ZSL works in China to protect giant salamanders in the wild and to raise their profile through our exhibit at London Zoo, where zookeepers welcomed four juveniles in September 2016. The salamanders were seized by Border Force after an attempt to illegally import them. One of the salamanders, named Professor Lew, has since moved into a state-of-the-art tank in the Zoo’s Reptile House, where visitors can come face-to-face with one of nature’s giants. The three others are currently being cared for behind the scenes. Keepers will eventually introduce another animal to Professor Lew as a mate and the remaining two may then move to a different zoo, as the adults are highly territorial and need to be housed in separate enclosures.

Melissa Marr, PHD researcher at the Natural History Museum London added: “These findings come at a time where urgent interventions are required to save Chinese giant salamanders in the wild.
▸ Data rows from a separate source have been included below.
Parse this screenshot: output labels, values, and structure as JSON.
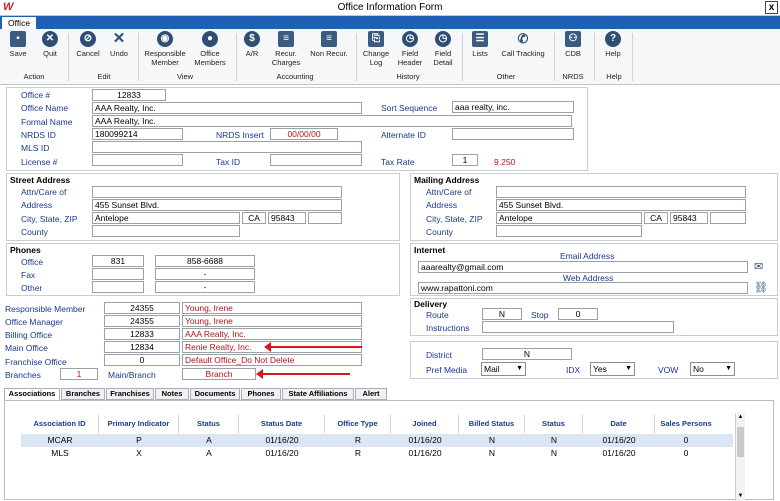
{
  "window": {
    "title": "Office Information Form",
    "logo": "W",
    "close": "x"
  },
  "ribbon": {
    "tab": "Office",
    "buttons": [
      {
        "label": "Save",
        "icon": "save-icon"
      },
      {
        "label": "Quit",
        "icon": "quit-icon"
      },
      {
        "label": "Cancel",
        "icon": "cancel-icon"
      },
      {
        "label": "Undo",
        "icon": "undo-icon"
      },
      {
        "label": "Responsible\nMember",
        "icon": "member-search-icon"
      },
      {
        "label": "Office\nMembers",
        "icon": "office-members-icon"
      },
      {
        "label": "A/R",
        "icon": "dollar-icon"
      },
      {
        "label": "Recur.\nCharges",
        "icon": "money-icon"
      },
      {
        "label": "Non Recur.",
        "icon": "money-icon"
      },
      {
        "label": "Change\nLog",
        "icon": "change-log-icon"
      },
      {
        "label": "Field\nHeader",
        "icon": "clock-icon"
      },
      {
        "label": "Field\nDetail",
        "icon": "clock-icon"
      },
      {
        "label": "Lists",
        "icon": "list-icon"
      },
      {
        "label": "Call Tracking",
        "icon": "phone-icon"
      },
      {
        "label": "CDB",
        "icon": "network-icon"
      },
      {
        "label": "Help",
        "icon": "help-icon"
      }
    ],
    "groups": [
      "Action",
      "Edit",
      "View",
      "Accounting",
      "History",
      "Other",
      "NRDS",
      "Help"
    ]
  },
  "office": {
    "office_num_label": "Office #",
    "office_num": "12833",
    "name_label": "Office Name",
    "name": "AAA Realty, Inc.",
    "sort_label": "Sort Sequence",
    "sort": "aaa realty, inc.",
    "formal_label": "Formal Name",
    "formal": "AAA Realty, Inc.",
    "nrds_label": "NRDS ID",
    "nrds": "180099214",
    "nrds_insert_label": "NRDS Insert",
    "nrds_insert": "00/00/00",
    "alt_label": "Alternate ID",
    "alt": "",
    "mls_label": "MLS ID",
    "mls": "",
    "license_label": "License #",
    "license": "",
    "taxid_label": "Tax ID",
    "taxid": "",
    "taxrate_label": "Tax Rate",
    "taxrate_code": "1",
    "taxrate": "9.250"
  },
  "street": {
    "title": "Street Address",
    "attn_label": "Attn/Care of",
    "attn": "",
    "addr_label": "Address",
    "addr": "455 Sunset Blvd.",
    "csz_label": "City, State, ZIP",
    "city": "Antelope",
    "state": "CA",
    "zip": "95843",
    "zip4": "",
    "county_label": "County",
    "county": ""
  },
  "mailing": {
    "title": "Mailing Address",
    "attn_label": "Attn/Care of",
    "attn": "",
    "addr_label": "Address",
    "addr": "455 Sunset Blvd.",
    "csz_label": "City, State, ZIP",
    "city": "Antelope",
    "state": "CA",
    "zip": "95843",
    "zip4": "",
    "county_label": "County",
    "county": ""
  },
  "phones": {
    "title": "Phones",
    "office_label": "Office",
    "office_area": "831",
    "office_num": "858-6688",
    "fax_label": "Fax",
    "fax_area": "",
    "fax_num": "-",
    "other_label": "Other",
    "other_area": "",
    "other_num": "-"
  },
  "internet": {
    "title": "Internet",
    "email_label": "Email Address",
    "email": "aaarealty@gmail.com",
    "web_label": "Web Address",
    "web": "www.rapattoni.com"
  },
  "members": {
    "resp_label": "Responsible Member",
    "resp_id": "24355",
    "resp_name": "Young, Irene",
    "mgr_label": "Office Manager",
    "mgr_id": "24355",
    "mgr_name": "Young, Irene",
    "billing_label": "Billing Office",
    "billing_id": "12833",
    "billing_name": "AAA Realty, Inc.",
    "main_label": "Main Office",
    "main_id": "12834",
    "main_name": "Renie Realty, Inc.",
    "franchise_label": "Franchise Office",
    "franchise_id": "0",
    "franchise_name": "Default Office_Do Not Delete",
    "branches_label": "Branches",
    "branches": "1",
    "mainbranch_label": "Main/Branch",
    "mainbranch": "Branch"
  },
  "delivery": {
    "title": "Delivery",
    "route_label": "Route",
    "route": "N",
    "stop_label": "Stop",
    "stop": "0",
    "instr_label": "Instructions",
    "instr": ""
  },
  "district": {
    "district_label": "District",
    "district": "N",
    "pref_label": "Pref Media",
    "pref": "Mail",
    "idx_label": "IDX",
    "idx": "Yes",
    "vow_label": "VOW",
    "vow": "No"
  },
  "tabs": [
    "Associations",
    "Branches",
    "Franchises",
    "Notes",
    "Documents",
    "Phones",
    "State Affiliations",
    "Alert"
  ],
  "grid": {
    "headers": [
      "Association  ID",
      "Primary Indicator",
      "Status",
      "Status Date",
      "Office Type",
      "Joined",
      "Billed Status",
      "Status",
      "Date",
      "Sales  Persons"
    ],
    "rows": [
      [
        "MCAR",
        "P",
        "A",
        "01/16/20",
        "R",
        "01/16/20",
        "N",
        "N",
        "01/16/20",
        "0"
      ],
      [
        "MLS",
        "X",
        "A",
        "01/16/20",
        "R",
        "01/16/20",
        "N",
        "N",
        "01/16/20",
        "0"
      ]
    ]
  }
}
Our results indicate that tailored conservation measures should be put in place that preserve the genetic integrity of each distinct species. Our research also highlights the central role that The Natural History Museum’s collections can play in the conservation of Critically Endangered species.”
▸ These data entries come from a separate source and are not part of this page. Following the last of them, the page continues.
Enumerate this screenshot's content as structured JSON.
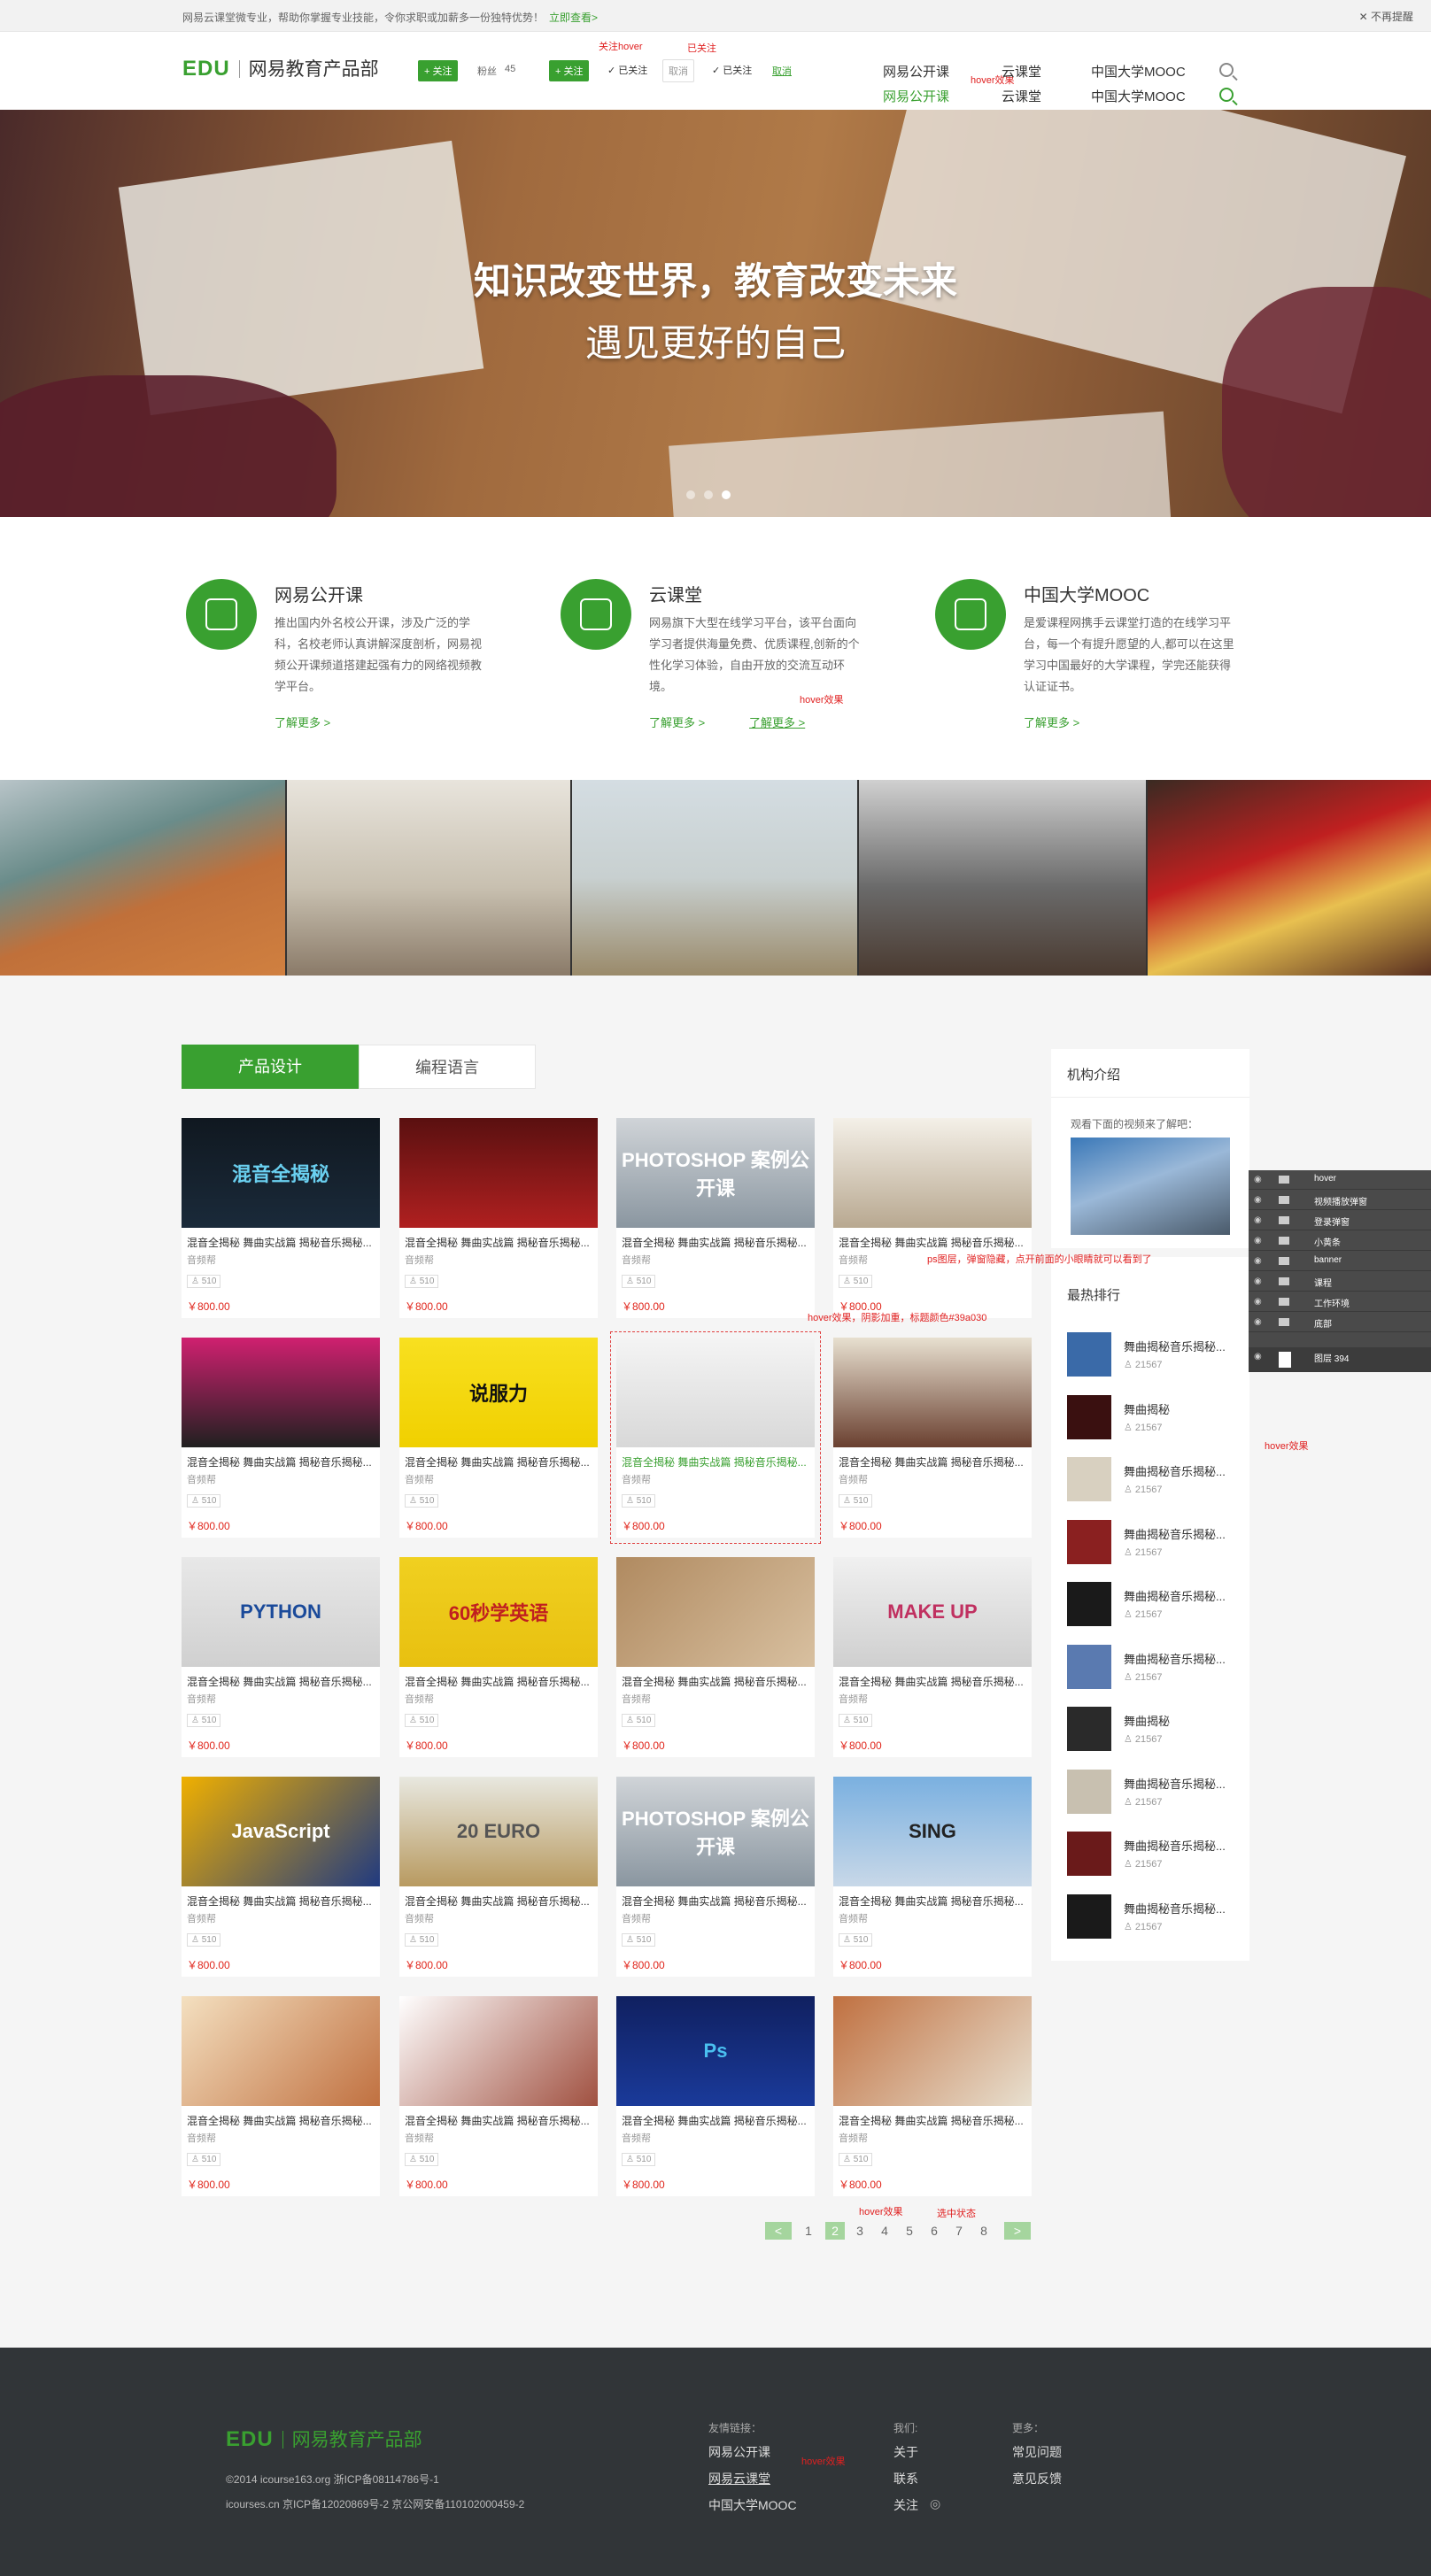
{
  "notice": {
    "text": "网易云课堂微专业，帮助你掌握专业技能，令你求职或加薪多一份独特优势！",
    "link": "立即查看>",
    "close": "不再提醒"
  },
  "header": {
    "logo_edu": "EDU",
    "logo_name": "网易教育产品部",
    "follow": "+ 关注",
    "fans_label": "粉丝",
    "fans_count": "45",
    "follow2": "+ 关注",
    "followed": "✓ 已关注",
    "cancel": "取消",
    "followed2": "✓ 已关注",
    "cancel2": "取消",
    "note_hover": "关注hover",
    "note_followed": "已关注",
    "note_nav_hover": "hover效果",
    "nav": [
      "网易公开课",
      "云课堂",
      "中国大学MOOC"
    ]
  },
  "banner": {
    "line1": "知识改变世界，教育改变未来",
    "line2": "遇见更好的自己"
  },
  "intro": [
    {
      "title": "网易公开课",
      "desc": "推出国内外名校公开课，涉及广泛的学科，名校老师认真讲解深度剖析，网易视频公开课频道搭建起强有力的网络视频教学平台。",
      "more": "了解更多 >"
    },
    {
      "title": "云课堂",
      "desc": "网易旗下大型在线学习平台，该平台面向学习者提供海量免费、优质课程,创新的个性化学习体验，自由开放的交流互动环境。",
      "more": "了解更多 >",
      "more_hover": "了解更多 >",
      "note": "hover效果"
    },
    {
      "title": "中国大学MOOC",
      "desc": "是爱课程网携手云课堂打造的在线学习平台，每一个有提升愿望的人,都可以在这里学习中国最好的大学课程，学完还能获得认证证书。",
      "more": "了解更多 >"
    }
  ],
  "tabs": [
    "产品设计",
    "编程语言"
  ],
  "course": {
    "title": "混音全揭秘 舞曲实战篇 揭秘音乐揭秘...",
    "cat": "音频帮",
    "num": "510",
    "price": "￥800.00"
  },
  "card_imgs": [
    "混音全揭秘",
    "",
    "PHOTOSHOP 案例公开课",
    "",
    "",
    "说服力",
    "",
    "",
    "PYTHON",
    "60秒学英语",
    "",
    "MAKE UP",
    "JavaScript",
    "20 EURO",
    "PHOTOSHOP 案例公开课",
    "SING",
    "",
    "",
    "Ps",
    ""
  ],
  "card_note": "hover效果，阴影加重，标题颜色#39a030",
  "pager": {
    "prev": "<",
    "next": ">",
    "pages": [
      "1",
      "2",
      "3",
      "4",
      "5",
      "6",
      "7",
      "8"
    ],
    "note_hover": "hover效果",
    "note_active": "选中状态"
  },
  "sidebar": {
    "intro_title": "机构介绍",
    "intro_sub": "观看下面的视频来了解吧：",
    "rank_title": "最热排行",
    "rank_items": [
      {
        "t": "舞曲揭秘音乐揭秘...",
        "n": "21567"
      },
      {
        "t": "舞曲揭秘",
        "n": "21567"
      },
      {
        "t": "舞曲揭秘音乐揭秘...",
        "n": "21567"
      },
      {
        "t": "舞曲揭秘音乐揭秘...",
        "n": "21567"
      },
      {
        "t": "舞曲揭秘音乐揭秘...",
        "n": "21567"
      },
      {
        "t": "舞曲揭秘音乐揭秘...",
        "n": "21567"
      },
      {
        "t": "舞曲揭秘",
        "n": "21567"
      },
      {
        "t": "舞曲揭秘音乐揭秘...",
        "n": "21567"
      },
      {
        "t": "舞曲揭秘音乐揭秘...",
        "n": "21567"
      },
      {
        "t": "舞曲揭秘音乐揭秘...",
        "n": "21567"
      }
    ],
    "ps_note": "ps图层，弹窗隐藏，点开前面的小眼睛就可以看到了",
    "hover_note": "hover效果"
  },
  "ps_layers": [
    "hover",
    "视频播放弹窗",
    "登录弹窗",
    "小黄条",
    "banner",
    "课程",
    "工作环境",
    "底部",
    "图层 394"
  ],
  "footer": {
    "logo_edu": "EDU",
    "logo_name": "网易教育产品部",
    "copy1": "©2014 icourse163.org 浙ICP备08114786号-1",
    "copy2": "icourses.cn 京ICP备12020869号-2 京公网安备110102000459-2",
    "links_title": "友情链接：",
    "links": [
      "网易公开课",
      "网易云课堂",
      "中国大学MOOC"
    ],
    "links_note": "hover效果",
    "we_title": "我们:",
    "we": [
      "关于",
      "联系",
      "关注"
    ],
    "more_title": "更多：",
    "more": [
      "常见问题",
      "意见反馈"
    ]
  },
  "colors": {
    "accent": "#39a030",
    "price": "#e0251b",
    "footer_bg": "#313538",
    "note": "#e02020"
  }
}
Terschelling island birds, plants and crocodile


This July 2016 video is about Doodemanskisten lake on Terschelling island.

After our arrival yesterday, Doodemanskisten was a short walk for us on 17 September 2019.

Many black-headed gulls. A grey heron. Mallards.

Then, a crocodile sculpture.

On 28 October 2013, unfortunately, the biggest tree near Doodemanskisten lake on Terschelling island in the Netherlands was blown to the ground by a storm.

Then, warden Pieter Schaper made this 90-year old black pine tree into a crocodile sculpture.

This video shows how that happened.

We walk on, to the Groene Strand area. European honeysuckle flowering.

Two grey lag geese.

Cross-leaved heath, partially still flowering.

Sea-buckthorn berries.

In a small lake, a herring gull swimming.

As we walk back, guelder rose berries.

A bit further, parasol mushrooms.

Fireweed flowers.

When we are nearly back, broadleaf plantain flowering.